17.1: Sound Waves
Sound waves can be thought of as fluctuations in the pressure of a medium through which they propagate. Since the pressure also makes the medium's particles vibrate along its direction of motion, the waves can be modeled as the displacement of the medium's particles from their mean position.
Sound waves are longitudinal in most fluids because fluids cannot sustain any lateral pressure. In solids, however, shear forces help in propagating the disturbance in the lateral direction as well. Hence, in solids, sound waves are both longitudinal and transverse.
The medium absorbs a fraction of the energy propagated through the sound wave due to its viscosity. In each compression, a fraction of the energy is converted as heat, and in each rarefaction, a smaller amount of this returns to the wave. Hence, with time, a wave propagating through a medium loses its energy as random thermal energy to the surrounding medium.

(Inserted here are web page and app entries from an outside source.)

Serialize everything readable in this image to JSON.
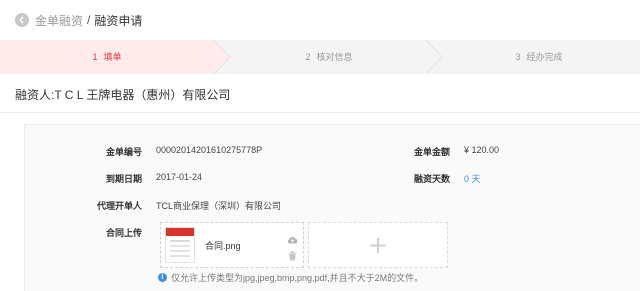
{
  "breadcrumb": {
    "first": "金单融资",
    "separator": "/",
    "current": "融资申请"
  },
  "steps": [
    {
      "num": "1",
      "label": "填单",
      "active": true
    },
    {
      "num": "2",
      "label": "核对信息",
      "active": false
    },
    {
      "num": "3",
      "label": "经办完成",
      "active": false
    }
  ],
  "colors": {
    "accent": "#e4393c",
    "link": "#3a8ee6"
  },
  "applicant": "融资人:T C L 王牌电器（惠州）有限公司",
  "fields": {
    "bill_no_label": "金单编号",
    "bill_no_value": "00002014201610275778P",
    "amount_label": "金单金额",
    "amount_value": "¥ 120.00",
    "due_date_label": "到期日期",
    "due_date_value": "2017-01-24",
    "days_label": "融资天数",
    "days_value": "0 天",
    "agent_label": "代理开单人",
    "agent_value": "TCL商业保理（深圳）有限公司",
    "contract_label": "合同上传"
  },
  "upload": {
    "file_name": "合同.png",
    "add_symbol": "+",
    "icons": [
      "back-icon",
      "cloud-icon",
      "trash-icon",
      "info-icon"
    ],
    "hint": "仅允许上传类型为jpg,jpeg,bmp,png,pdf,并且不大于2M的文件。"
  }
}
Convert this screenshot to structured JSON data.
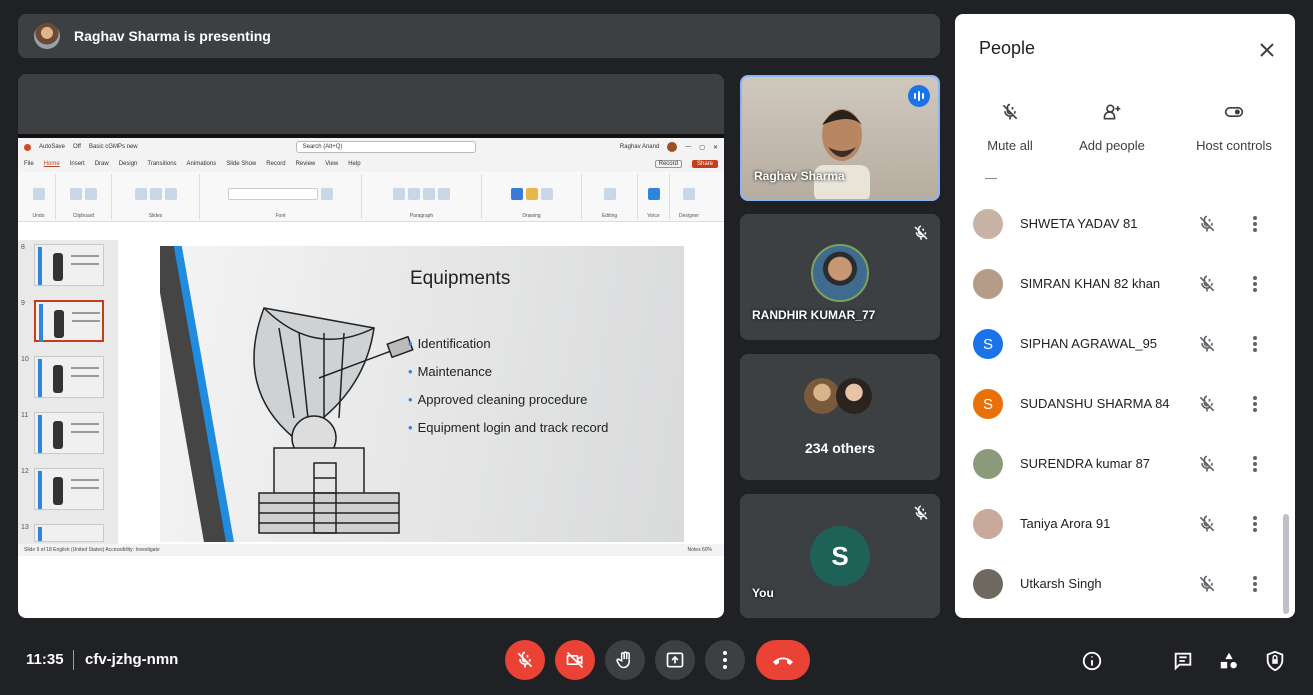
{
  "banner": {
    "text": "Raghav Sharma is presenting"
  },
  "powerpoint": {
    "autosave": "AutoSave",
    "autosave_state": "Off",
    "filename": "Basic cGMPs new",
    "search_placeholder": "Search (Alt+Q)",
    "user": "Raghav Anand",
    "menu": [
      "File",
      "Home",
      "Insert",
      "Draw",
      "Design",
      "Transitions",
      "Animations",
      "Slide Show",
      "Record",
      "Review",
      "View",
      "Help"
    ],
    "record_btn": "Record",
    "share_btn": "Share",
    "ribbon_groups": [
      "Undo",
      "Clipboard",
      "Slides",
      "Font",
      "Paragraph",
      "Drawing",
      "Editing",
      "Voice",
      "Designer"
    ],
    "thumb_numbers": [
      "8",
      "9",
      "10",
      "11",
      "12",
      "13"
    ],
    "slide": {
      "title": "Equipments",
      "bullets": [
        "Identification",
        "Maintenance",
        "Approved cleaning procedure",
        "Equipment login and track record"
      ]
    },
    "status": "Slide 9 of 18    English (United States)    Accessibility: Investigate",
    "status_right": "Notes    60%"
  },
  "tiles": {
    "presenter": "Raghav Sharma",
    "participant": "RANDHIR KUMAR_77",
    "others": "234 others",
    "you_label": "You",
    "you_initial": "S"
  },
  "people": {
    "title": "People",
    "controls": [
      "Mute all",
      "Add people",
      "Host controls"
    ],
    "list": [
      {
        "name": "SHWETA YADAV 81",
        "initial": "",
        "color": "#c9b2a6"
      },
      {
        "name": "SIMRAN KHAN 82 khan",
        "initial": "",
        "color": "#b39b86"
      },
      {
        "name": "SIPHAN AGRAWAL_95",
        "initial": "S",
        "color": "#1a73e8"
      },
      {
        "name": "SUDANSHU SHARMA 84",
        "initial": "S",
        "color": "#e8710a"
      },
      {
        "name": "SURENDRA kumar 87",
        "initial": "",
        "color": "#8a9a7a"
      },
      {
        "name": "Taniya Arora 91",
        "initial": "",
        "color": "#c7a89b"
      },
      {
        "name": "Utkarsh Singh",
        "initial": "",
        "color": "#6f6a60"
      }
    ]
  },
  "meeting": {
    "time": "11:35",
    "code": "cfv-jzhg-nmn"
  },
  "colors": {
    "accent": "#8ab4f8",
    "danger": "#ea4335",
    "surface": "#3c4043"
  }
}
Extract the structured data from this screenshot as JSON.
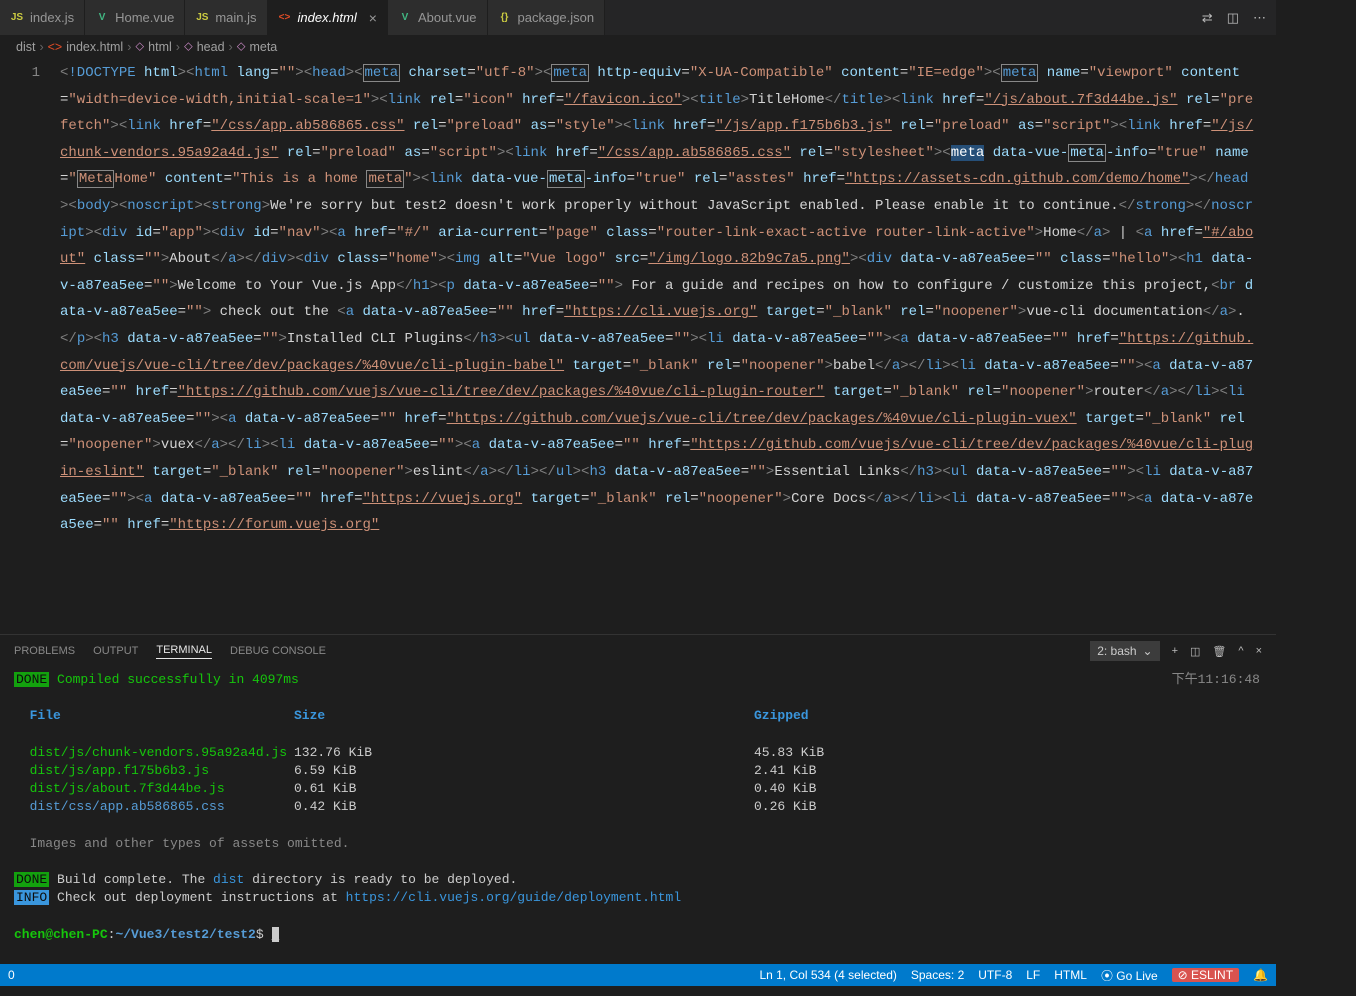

The human ears collect sound waves in the air and channel them to the brain, which creates the perception of hearing. They are sensitive to a gamut of sound wave frequencies, from about 20 Hz to 20,000 Hz. This range is called the audible range.
This text is adapted from Openstax, University Physics Volume 1, Section 17.1: Sound Waves.